Miranda, has the Vendée Globe always been a project in your mind, a goal?
I almost participated before. I had a good part of a budget to race in 2004 on the old Hexagon. But for various reasons it did not happen. After that, I did not really think about it for a while, because it was becoming expensive. I was really having fun with Class40, which is a great class. But it came back to light during the discussions with Halvard when we were looking for a project to reward the support of Campaign of France. But is is a long time since I dreamed about it, it’s a magical race. In particular I remember the finish of Roland Jourdain when he was third in 2001. With Emma Richards, we were at the finish. It was an extraordinary sight to see his boat rise from the horizon after completing his solo round the world race. The Vendée Globe is likely not at all pleasant at times, but it is an extraordinary adventure and a very big personal challenge. Some may take this on like a bay race, a short offshore, but for me this is the biggest challenge of my life.
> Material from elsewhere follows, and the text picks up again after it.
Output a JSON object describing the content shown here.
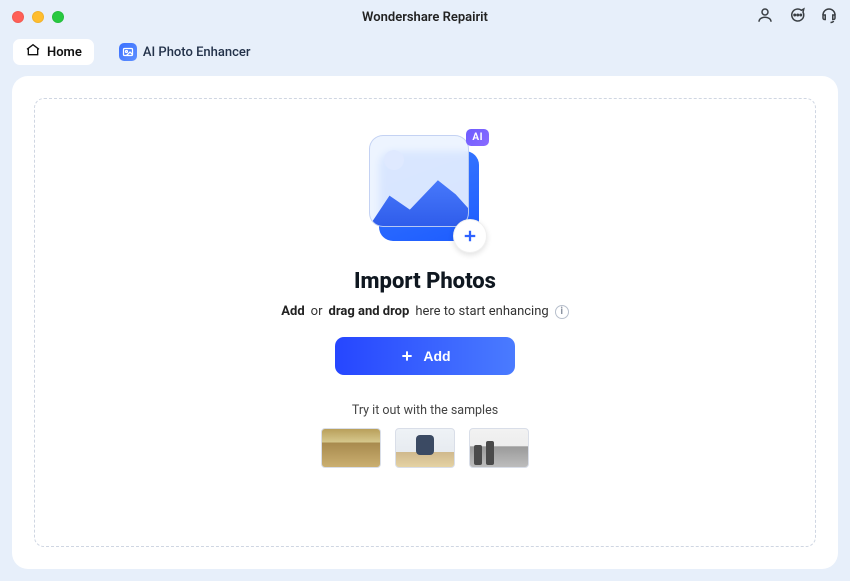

Few women have completed the Vendée Globe, but a good proportion are Britons: Ellen MacArthur, Sam Davies, Dee Caffari, how do you explain that?
(Laughter). It’s great, and now we also have Pip (Hare) who is doing the next one too. I think you are very lucky in France, because there is no barrier in the sailing world for women. There are many more barriers in other countries. This is probably why women, especially English women, come on the French races. And of course the major offshore races, apart from The Transat, happen in France.
Why did you choose the Rich’s former Great American IV (Owen-Clarke design launched in 2006 for Dominique Wavre) and how will it evolve?
To start with it was available. It is a good, solid boat very well built and quite simple, especially to make it round. There are no outriggers or foils. I don’t really feel out of place, it looks like a big Class40, which is still a big advantage because the season starts very quickly with the Bermudes 1000 Race. Thereafter, no, it will not change much, we will make some improvements. But no foils! The goal is first to qualify.
Qualifying is obviously the first step. Are you worried about getting a place on the start line as to date there are many more applicants than places?
It is clear that I won’t get there automatically, but I do not think about that too much. I have a lot of things to do and to learn. I prefer to devote my energies elsewhere than to worry about qualification. Right now I’m going to do the Imoca races this year, the solo Bermudes 1000 Race in few days, the Rolex Fastnet and Transat Jacques Vabre with Halvard. If I finish them I should be on track.
You say that you have a lot to learn, what are the big differences when you move from a Class40 up to an Imoca?
I have already done a lot of Imoca sailing, so I should be fine, but there are more systems and it is all more complex on a 60 footer. These are the the biggest difference. And everything is obviously bigger and heavier than on a Class40. So, physically, it’s a step up.
What do you see as your goal on the Vendée Globe?
I’m going to wait til I have one or two races under my belt before I set goals. I’m only just back in the class so to start with I must learn the boat. Right now it is mostly working on the boat rather than sailing, it all takes time.